Rather than using our hereditary invention for personal gain, we can and are beginning to use our gifts as a means of adding rather than taking.
Architects and engineers are taking the constructs of fiction and making them our reality. The Bosco Verticale in Milan is a pair of residential towers within the Porta Nuova district, stretching into the sky, they contain 900 trees on their 8,900 square meters of terraces. Also nestled in Milan is the Biblioteca degli Alberi (Library of Trees) which will be a 3,500m2 green space in the heart of a city. Not only is the space designed to improve the cycle of inner-city air and residential wellbeing, but it will also draw nature back to Milan’s once thriving centre. Similarly, the grey piazza in Porta Nuova, Milan’s business district, has had thousands of seeds distributed in the hope of creating a harmonious and congruent place of work. There will be 450 trees from 19 species as well as 90,000 other plants including hedges, shrubs and climbers, therefore, transforming the once bleak surroundings into a plethora of colour and nature at its best.
The Sauvabelin Tower in Switzerland takes a slightly different approach as it looks to draw people from the city and into the forest. The project aims to get people closer to nature, and therefore encouraging people to become more responsible for the daily activities that have an otherwise unrecognized impact on habitats. The tower offers the influential force of Instagram and it’s users the opportunity of taking the ‘ultimate picture’ whilst gaining a greater understanding of how our actions impact the natural community.
In Toronto, there are plans in place for the Tree Tower Project, an 18 story residential building standing 62 meters high and offering it’s residents unrivalled balcony space to be accompanied by trees and plants.
London’s Garden Bridge, designed to stretch across the iconic Thames River as a statement of change and appreciation for trees and their longevity. Though the concept proved popular, no further action was taken due to a number of political issues raised by Transport for London. This is by no means the end of London’s contribution to the amalgamation of architecture and nature as the city continual proposes designs to match that of other projects around the world.

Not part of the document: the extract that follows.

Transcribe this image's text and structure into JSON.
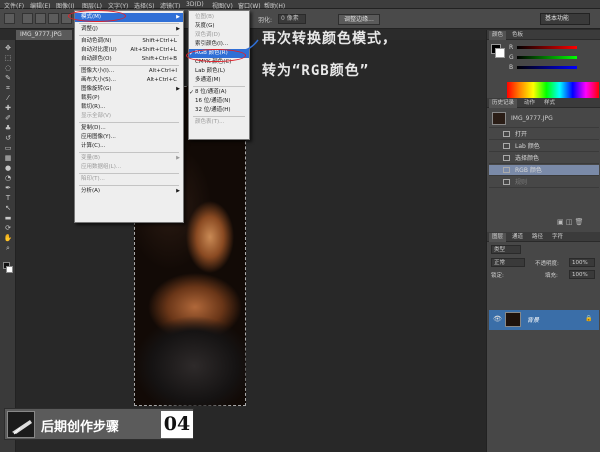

The oak tree and me, I know there will be a day where it no longer stands proud and provides the space and time for tranquil awareness. Rather than avoiding the evasive images of it fallen I simply accept this as an inevitability and appreciate what it has already provided.
Lucky though I am, we all have the opportunity to appreciate the presence of trees. Whether on your morning commute or on a sunny Sunday afternoon, use that time to look around an acknowledge the trees around you. Their innate ability to offer us more time, colour and meaning in our lives along with their capacity to prevent flooding and emit breathable air, we must take greater responsibility for their resurgence in our cities.

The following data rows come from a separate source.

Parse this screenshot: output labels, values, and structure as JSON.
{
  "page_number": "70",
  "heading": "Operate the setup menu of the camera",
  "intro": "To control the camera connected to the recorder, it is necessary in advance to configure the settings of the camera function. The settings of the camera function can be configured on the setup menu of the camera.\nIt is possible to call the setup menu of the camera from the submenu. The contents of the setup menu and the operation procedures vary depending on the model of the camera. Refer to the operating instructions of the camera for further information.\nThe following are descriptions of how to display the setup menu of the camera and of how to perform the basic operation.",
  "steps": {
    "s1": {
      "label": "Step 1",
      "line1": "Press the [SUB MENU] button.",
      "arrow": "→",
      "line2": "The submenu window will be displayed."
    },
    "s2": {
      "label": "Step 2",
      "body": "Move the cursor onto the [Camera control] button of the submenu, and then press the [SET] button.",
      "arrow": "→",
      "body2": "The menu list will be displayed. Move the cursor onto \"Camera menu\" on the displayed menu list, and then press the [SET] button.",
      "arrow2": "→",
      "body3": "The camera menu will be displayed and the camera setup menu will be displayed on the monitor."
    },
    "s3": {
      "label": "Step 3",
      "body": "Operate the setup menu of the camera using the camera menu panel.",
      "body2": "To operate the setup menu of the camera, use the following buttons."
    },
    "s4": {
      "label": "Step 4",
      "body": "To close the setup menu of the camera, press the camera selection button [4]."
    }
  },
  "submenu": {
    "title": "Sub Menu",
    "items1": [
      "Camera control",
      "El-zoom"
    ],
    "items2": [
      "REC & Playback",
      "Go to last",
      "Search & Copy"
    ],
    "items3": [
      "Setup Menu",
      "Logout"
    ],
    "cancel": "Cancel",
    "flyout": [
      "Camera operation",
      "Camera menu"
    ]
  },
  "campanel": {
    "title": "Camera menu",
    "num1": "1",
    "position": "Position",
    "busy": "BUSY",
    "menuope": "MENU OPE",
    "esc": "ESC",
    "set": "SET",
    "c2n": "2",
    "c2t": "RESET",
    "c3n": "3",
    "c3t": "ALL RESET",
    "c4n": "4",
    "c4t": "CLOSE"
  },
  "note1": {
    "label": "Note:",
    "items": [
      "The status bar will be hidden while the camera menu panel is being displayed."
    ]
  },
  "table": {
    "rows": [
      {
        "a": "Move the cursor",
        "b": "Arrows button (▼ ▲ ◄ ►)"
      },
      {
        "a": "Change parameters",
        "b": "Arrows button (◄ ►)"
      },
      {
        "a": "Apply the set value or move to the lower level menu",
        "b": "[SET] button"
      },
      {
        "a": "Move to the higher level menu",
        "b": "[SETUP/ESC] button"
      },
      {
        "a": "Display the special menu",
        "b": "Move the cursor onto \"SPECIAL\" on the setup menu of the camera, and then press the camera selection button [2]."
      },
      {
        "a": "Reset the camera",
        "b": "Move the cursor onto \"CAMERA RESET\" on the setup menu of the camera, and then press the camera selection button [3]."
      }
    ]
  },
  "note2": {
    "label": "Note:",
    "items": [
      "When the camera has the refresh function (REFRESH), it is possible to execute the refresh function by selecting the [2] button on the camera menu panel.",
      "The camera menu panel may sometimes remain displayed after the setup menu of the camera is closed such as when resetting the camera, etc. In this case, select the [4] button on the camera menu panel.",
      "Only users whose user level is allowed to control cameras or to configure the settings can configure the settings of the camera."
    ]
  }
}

You can do your part by donating your clapped out and unwanted car to Trees for Cities, the tree charity. Your donation can help fund the purchase and planting of new trees all around the UK’s wonderful cities and towns. Do something that makes you feel proud and donate your car to Trees for Cities with Giveacar.